City of Madison issued 66,834 absentee ballots in the 2016 General Election, truly shattering all previous records. The November 2016 election saw over twice the number of issued and returned absentee ballots as any previous election. The number of pre-registered voters prior to Election Day was also at a record high. That these numbers occurred in the context of Wisconsin's strict photo ID law is more remarkable, but this would not have been the case without In-Person Absentee Voting (IPAV) occurring at satellite locations across the City of Madison. Of the 66,834 total absentee ballots, 51,053 (or 76%) were issued at satellite IPAV locations, with an additional 6,207 being issued at the downtown City Clerk's Office. The thirteen off-site locations included City of Madison public libraries, a municipal engineering office and locations on the UW-Madison and Edgewood College campuses. The Clerk's Office took advantage of the strategic locations of Madison's nine public libraries, and where a library was not conveniently located, the Madison's eastside engineering department hosted absentee voting.
Major economic development projects and infrastructure investment can present both tremendous opportunities and significant threats for communities and residents. Using a community benefits approach, as a local government official you have powerful tools available to ensure that these projects provide the greatest social, economic and environmental benefits while also not harming surrounding neighborhoods. In short, community benefits are assets available through economic development that meet real community needs. Examples include community access to living wage jobs, affordable housing, health and community services and open space.
There have been numerous reports of Immigration and Customs Enforcement ("ICE") arresting people across the United States.
The City of Seattle supports construction jobs and meaningful employment for those in our community through programs that prepare and train workers for careers with family-sustaining wages. In early 2015, the Seattle City Council adopted a new City law, proposed by Mayor Ed Murray, to create construction career opportunities for those in our community.
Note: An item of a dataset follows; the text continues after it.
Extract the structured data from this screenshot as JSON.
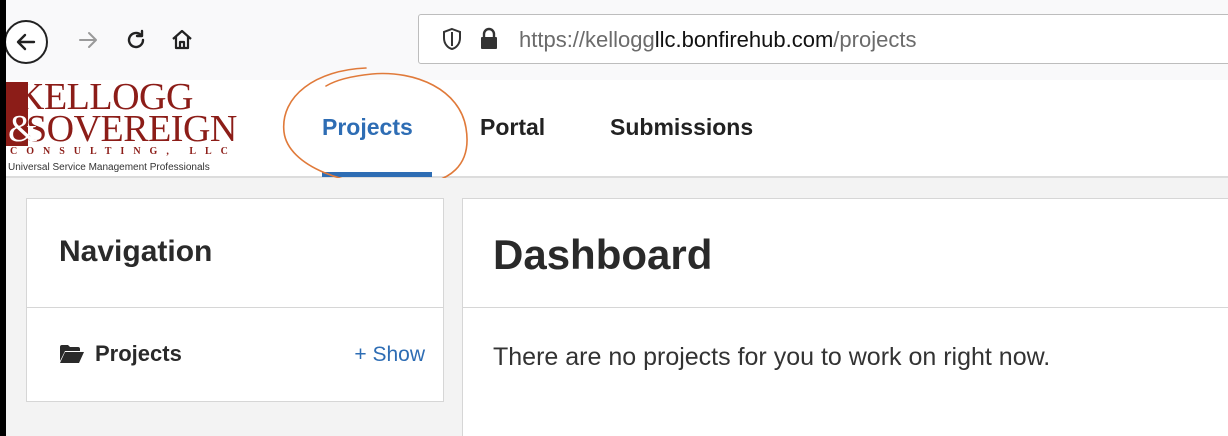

A wide array of policies to increase voter participation should be adopted by state governments, including automatic voter registration, same-day registration, expansion of early voting and no-fault absentee and vote by mail statutes, voter registration modernization, and restoration of voting rights for formerly incarcerated citizens. But cities and counties have a key - and under-appreciated - role to play in this movement. When it comes to voter registration and voting, counties and cities are where the rubber hits the road.